Writing Tips at GarySpeer.com

Tips for writers and musing about writing and life

Just for fun — comment, please, on the opening of a novel I started a few years ago

I’ve mentioned from time to time that I’ve got some novel manuscripts started and gathering dust on my hard drive shelves. Here’s the opening scene of one. All criticisms, critiques, and suggestions welcome:

She tries to breathe, but only sucks in more dirt. She knows her eyes are open, but all she sees is darkness. It’s darker than any night she remembers. It’s so dark, she can’t even tell the difference when she closes her eyes. She definitely knows her arms and legs are still there because her whole mind is focused on the intense pain from all four. She wants to be rid of the pain, to make it go away somehow, almost more than she wants to breath.

Happily, as she twists a bit trying to squirm away from the pain and darkness, she touches her arm with her head and knows there’s an air pocket around her face. She thinks that air pocket might last if she takes just tiny breaths. She guesses she’s alive, though just barely.

But, really, Maddy Rice knows she’s the same as dead. The air trapped around her arm and face might keep her alive a little longer. But there’s no life for very long down in this hole.

That thought suddenly reminds her of why and how and where she fell. With a firmness in her that she’s never in her eight years of life felt before, Maddy knows she’s got to get back to the air, got to get out of the dirt, got to live.

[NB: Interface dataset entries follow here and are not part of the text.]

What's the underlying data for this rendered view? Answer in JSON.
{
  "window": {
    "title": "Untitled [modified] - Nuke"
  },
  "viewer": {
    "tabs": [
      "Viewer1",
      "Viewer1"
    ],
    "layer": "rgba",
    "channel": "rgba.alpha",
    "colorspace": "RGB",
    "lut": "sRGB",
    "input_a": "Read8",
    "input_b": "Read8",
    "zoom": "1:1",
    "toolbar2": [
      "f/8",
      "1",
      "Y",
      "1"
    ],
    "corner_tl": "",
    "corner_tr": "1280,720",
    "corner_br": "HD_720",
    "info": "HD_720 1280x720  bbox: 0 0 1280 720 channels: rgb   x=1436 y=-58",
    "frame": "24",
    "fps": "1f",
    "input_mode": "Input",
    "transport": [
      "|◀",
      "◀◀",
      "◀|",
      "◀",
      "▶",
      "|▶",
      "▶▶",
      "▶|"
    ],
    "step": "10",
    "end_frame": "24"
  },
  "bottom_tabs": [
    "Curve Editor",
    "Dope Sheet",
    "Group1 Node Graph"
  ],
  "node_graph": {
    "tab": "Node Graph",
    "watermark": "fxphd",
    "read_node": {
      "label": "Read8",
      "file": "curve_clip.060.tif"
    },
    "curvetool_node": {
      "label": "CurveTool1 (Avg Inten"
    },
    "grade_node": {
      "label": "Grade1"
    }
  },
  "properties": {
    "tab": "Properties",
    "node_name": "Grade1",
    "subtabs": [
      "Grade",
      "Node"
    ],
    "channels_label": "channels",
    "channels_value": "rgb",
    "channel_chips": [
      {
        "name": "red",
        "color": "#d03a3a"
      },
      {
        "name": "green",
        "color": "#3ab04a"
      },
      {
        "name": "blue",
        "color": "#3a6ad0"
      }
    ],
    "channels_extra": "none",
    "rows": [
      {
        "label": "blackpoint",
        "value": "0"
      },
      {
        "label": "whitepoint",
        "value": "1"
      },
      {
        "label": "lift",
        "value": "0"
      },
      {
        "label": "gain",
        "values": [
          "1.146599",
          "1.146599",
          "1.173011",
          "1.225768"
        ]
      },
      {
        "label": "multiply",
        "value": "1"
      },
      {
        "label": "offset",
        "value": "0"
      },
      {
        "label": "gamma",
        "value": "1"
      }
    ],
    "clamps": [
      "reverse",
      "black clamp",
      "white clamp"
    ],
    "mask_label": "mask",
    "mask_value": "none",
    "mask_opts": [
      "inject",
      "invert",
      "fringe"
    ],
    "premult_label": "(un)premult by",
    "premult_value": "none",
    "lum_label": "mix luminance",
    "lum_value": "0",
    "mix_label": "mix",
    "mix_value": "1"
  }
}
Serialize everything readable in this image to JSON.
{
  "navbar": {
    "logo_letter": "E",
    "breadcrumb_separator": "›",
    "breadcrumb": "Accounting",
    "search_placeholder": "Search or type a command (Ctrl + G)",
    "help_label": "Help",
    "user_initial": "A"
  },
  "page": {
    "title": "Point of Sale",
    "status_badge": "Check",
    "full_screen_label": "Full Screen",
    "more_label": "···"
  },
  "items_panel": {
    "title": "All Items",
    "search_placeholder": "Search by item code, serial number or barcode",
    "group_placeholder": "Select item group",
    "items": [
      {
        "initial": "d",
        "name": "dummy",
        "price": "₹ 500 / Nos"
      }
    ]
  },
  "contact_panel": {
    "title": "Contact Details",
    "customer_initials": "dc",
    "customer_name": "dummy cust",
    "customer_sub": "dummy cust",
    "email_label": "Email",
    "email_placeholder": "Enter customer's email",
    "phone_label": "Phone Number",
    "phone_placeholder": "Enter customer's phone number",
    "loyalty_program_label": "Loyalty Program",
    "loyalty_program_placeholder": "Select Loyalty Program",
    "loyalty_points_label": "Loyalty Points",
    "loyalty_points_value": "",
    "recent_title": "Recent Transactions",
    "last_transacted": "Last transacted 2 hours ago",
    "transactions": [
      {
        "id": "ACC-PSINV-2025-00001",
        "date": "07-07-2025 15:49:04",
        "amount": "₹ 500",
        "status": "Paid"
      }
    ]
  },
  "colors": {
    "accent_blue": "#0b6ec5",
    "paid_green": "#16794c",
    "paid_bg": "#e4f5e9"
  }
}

Except, and she realizes this at the same time as she feels more pain from her arm, if she even gets out of this deep dirty hole somehow, the monster’s still up there.

She takes even smaller breaths now, instinctively knowing the air pocket is getting empty. She tries again to squirm around slightly. The only lucky thing for her besides the air pocket around her mangled arm is that he threw her Momma down the old dry well first. She understands the only reason she has lived was that her poor Momma’s dead body broke her fall into the hole.

Here’s my number one question for you: Does it “grab” you and make you want to read more, to find out more about 8-year-old Maddy Rice and what happened to her? Your feedback and comments, please?
[tags]novel excerpt, critiques, story beginnings, writing tips at garyspeer.com[/tags]